** Supplied data follows **
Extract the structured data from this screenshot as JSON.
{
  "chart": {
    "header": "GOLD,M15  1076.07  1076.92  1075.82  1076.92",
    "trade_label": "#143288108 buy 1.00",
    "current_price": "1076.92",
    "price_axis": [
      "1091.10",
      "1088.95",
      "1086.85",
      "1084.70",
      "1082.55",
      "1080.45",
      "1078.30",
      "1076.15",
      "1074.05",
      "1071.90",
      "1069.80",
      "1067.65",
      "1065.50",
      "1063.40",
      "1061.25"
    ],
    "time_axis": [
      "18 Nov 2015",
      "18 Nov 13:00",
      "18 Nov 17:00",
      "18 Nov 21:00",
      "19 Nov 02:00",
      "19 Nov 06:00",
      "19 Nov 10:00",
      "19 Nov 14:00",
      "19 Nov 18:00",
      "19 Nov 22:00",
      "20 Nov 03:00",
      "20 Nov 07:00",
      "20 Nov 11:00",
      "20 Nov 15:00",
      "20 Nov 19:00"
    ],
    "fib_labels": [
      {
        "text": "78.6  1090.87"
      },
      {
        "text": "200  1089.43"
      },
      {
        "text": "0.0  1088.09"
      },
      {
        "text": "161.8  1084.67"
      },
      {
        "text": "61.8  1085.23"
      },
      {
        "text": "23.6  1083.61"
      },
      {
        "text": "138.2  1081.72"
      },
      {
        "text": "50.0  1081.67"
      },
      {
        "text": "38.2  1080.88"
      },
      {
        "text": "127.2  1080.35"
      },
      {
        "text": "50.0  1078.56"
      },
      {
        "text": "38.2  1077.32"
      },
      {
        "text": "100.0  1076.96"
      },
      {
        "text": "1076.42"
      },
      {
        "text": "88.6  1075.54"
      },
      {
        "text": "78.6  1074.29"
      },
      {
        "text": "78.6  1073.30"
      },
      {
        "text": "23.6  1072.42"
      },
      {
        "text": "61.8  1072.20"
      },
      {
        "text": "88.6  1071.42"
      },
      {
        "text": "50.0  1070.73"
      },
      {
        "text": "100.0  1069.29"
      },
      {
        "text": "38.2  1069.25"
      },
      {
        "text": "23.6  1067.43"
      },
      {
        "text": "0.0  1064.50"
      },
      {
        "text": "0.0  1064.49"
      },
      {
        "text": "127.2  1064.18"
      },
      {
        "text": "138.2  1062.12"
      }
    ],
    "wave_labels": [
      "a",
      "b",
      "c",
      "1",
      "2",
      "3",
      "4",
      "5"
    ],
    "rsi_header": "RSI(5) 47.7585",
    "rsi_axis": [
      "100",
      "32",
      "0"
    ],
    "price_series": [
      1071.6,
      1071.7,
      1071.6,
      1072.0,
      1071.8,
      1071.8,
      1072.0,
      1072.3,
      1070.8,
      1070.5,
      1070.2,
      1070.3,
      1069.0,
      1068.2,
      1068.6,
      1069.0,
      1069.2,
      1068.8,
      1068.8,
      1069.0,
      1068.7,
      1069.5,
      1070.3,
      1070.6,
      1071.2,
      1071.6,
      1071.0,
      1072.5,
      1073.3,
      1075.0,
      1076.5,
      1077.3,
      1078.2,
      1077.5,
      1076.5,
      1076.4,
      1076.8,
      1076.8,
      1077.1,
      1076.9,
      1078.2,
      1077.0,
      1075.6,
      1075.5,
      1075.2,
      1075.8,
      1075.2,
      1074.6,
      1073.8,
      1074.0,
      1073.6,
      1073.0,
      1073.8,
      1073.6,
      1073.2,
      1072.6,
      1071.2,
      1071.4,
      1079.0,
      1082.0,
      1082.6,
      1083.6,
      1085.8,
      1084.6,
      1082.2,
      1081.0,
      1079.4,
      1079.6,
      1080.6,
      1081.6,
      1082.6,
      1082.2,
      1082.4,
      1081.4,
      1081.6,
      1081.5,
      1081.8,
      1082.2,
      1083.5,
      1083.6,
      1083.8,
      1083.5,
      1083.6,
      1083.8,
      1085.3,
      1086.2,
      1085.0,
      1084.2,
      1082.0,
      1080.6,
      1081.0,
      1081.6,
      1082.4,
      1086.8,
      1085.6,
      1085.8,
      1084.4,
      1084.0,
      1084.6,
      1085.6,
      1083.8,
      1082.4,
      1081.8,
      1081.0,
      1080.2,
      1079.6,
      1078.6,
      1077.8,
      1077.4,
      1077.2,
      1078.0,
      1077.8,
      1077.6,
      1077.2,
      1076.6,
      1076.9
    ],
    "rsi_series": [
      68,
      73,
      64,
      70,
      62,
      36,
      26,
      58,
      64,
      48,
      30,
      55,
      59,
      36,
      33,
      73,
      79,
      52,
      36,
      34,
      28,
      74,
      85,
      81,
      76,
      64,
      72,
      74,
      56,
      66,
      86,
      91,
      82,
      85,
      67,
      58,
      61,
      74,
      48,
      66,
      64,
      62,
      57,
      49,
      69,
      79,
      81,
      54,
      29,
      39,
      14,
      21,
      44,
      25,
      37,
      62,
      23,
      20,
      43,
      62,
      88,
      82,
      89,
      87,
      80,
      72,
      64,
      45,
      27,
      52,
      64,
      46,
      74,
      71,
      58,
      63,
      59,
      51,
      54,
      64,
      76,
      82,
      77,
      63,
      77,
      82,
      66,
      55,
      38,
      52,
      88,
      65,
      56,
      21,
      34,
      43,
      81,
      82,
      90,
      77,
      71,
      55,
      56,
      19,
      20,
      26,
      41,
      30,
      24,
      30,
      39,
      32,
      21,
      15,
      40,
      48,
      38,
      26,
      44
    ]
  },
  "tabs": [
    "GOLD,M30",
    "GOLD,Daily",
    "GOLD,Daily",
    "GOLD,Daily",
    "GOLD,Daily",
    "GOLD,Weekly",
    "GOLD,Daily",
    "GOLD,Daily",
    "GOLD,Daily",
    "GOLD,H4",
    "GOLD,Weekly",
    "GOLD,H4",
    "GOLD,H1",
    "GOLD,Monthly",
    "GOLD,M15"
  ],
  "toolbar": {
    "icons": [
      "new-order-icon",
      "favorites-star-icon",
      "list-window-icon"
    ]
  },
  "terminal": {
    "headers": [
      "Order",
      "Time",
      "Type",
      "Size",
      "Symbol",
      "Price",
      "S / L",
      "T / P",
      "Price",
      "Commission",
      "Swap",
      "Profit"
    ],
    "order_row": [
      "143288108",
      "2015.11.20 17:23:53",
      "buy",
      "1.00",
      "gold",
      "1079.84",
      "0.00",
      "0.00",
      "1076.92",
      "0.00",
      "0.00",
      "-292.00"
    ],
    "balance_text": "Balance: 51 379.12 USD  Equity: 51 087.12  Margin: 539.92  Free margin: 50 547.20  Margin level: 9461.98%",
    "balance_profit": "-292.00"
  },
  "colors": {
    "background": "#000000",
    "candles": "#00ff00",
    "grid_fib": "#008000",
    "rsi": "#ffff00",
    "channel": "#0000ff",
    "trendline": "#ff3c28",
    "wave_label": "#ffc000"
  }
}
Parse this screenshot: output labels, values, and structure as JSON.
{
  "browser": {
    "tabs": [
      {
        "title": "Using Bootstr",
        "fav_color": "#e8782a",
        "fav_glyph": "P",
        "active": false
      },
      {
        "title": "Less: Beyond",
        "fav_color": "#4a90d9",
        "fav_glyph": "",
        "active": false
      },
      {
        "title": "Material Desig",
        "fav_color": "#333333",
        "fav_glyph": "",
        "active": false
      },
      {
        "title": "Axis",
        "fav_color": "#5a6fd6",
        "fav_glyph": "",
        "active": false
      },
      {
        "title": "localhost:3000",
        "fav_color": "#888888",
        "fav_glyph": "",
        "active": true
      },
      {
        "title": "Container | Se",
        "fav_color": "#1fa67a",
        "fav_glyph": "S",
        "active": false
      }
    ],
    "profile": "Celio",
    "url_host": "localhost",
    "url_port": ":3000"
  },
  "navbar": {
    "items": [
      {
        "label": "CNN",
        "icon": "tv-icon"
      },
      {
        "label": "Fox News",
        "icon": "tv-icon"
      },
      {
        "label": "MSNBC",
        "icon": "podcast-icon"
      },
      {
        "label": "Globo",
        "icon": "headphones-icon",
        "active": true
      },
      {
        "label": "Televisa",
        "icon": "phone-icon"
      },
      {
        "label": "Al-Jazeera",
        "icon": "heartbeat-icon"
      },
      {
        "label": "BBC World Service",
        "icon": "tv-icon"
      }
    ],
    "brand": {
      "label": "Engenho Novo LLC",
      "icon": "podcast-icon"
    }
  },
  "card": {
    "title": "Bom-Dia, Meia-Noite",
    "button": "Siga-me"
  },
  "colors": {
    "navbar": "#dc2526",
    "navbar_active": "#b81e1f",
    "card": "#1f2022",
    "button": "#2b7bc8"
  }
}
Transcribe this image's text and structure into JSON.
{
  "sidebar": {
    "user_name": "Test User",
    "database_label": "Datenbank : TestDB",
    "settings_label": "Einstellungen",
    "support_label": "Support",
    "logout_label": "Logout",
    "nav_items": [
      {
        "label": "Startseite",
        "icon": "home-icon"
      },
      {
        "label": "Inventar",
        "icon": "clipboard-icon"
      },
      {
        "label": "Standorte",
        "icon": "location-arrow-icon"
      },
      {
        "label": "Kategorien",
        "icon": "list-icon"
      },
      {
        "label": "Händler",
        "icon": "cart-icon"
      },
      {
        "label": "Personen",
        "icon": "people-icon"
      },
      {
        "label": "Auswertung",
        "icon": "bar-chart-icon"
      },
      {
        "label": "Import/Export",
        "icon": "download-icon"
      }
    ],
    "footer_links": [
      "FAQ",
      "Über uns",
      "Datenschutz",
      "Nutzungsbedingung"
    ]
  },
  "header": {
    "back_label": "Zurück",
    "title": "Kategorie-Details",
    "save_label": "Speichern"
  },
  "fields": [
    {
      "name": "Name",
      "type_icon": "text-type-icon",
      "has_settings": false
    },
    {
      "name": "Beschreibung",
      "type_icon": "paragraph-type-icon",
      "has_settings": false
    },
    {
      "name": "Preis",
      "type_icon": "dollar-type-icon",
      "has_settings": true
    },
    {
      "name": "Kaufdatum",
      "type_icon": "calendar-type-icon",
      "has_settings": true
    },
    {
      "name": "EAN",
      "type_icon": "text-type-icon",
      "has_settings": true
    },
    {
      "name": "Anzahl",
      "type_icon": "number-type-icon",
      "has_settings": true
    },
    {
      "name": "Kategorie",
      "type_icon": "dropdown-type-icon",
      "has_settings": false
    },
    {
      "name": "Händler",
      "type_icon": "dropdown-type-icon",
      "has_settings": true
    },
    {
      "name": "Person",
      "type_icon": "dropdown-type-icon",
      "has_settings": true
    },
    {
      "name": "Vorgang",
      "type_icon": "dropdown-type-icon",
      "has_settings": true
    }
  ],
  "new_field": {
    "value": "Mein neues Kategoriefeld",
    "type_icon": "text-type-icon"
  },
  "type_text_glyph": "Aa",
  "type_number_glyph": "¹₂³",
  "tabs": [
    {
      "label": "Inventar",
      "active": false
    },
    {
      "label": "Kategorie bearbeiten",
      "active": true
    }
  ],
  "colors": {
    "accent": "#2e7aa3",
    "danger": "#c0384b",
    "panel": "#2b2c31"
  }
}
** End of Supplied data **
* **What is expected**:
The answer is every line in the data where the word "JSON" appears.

* **Task response**:
Extract the structured data from this screenshot as JSON.
Parse this screenshot: output labels, values, and structure as JSON.
Transcribe this image's text and structure into JSON.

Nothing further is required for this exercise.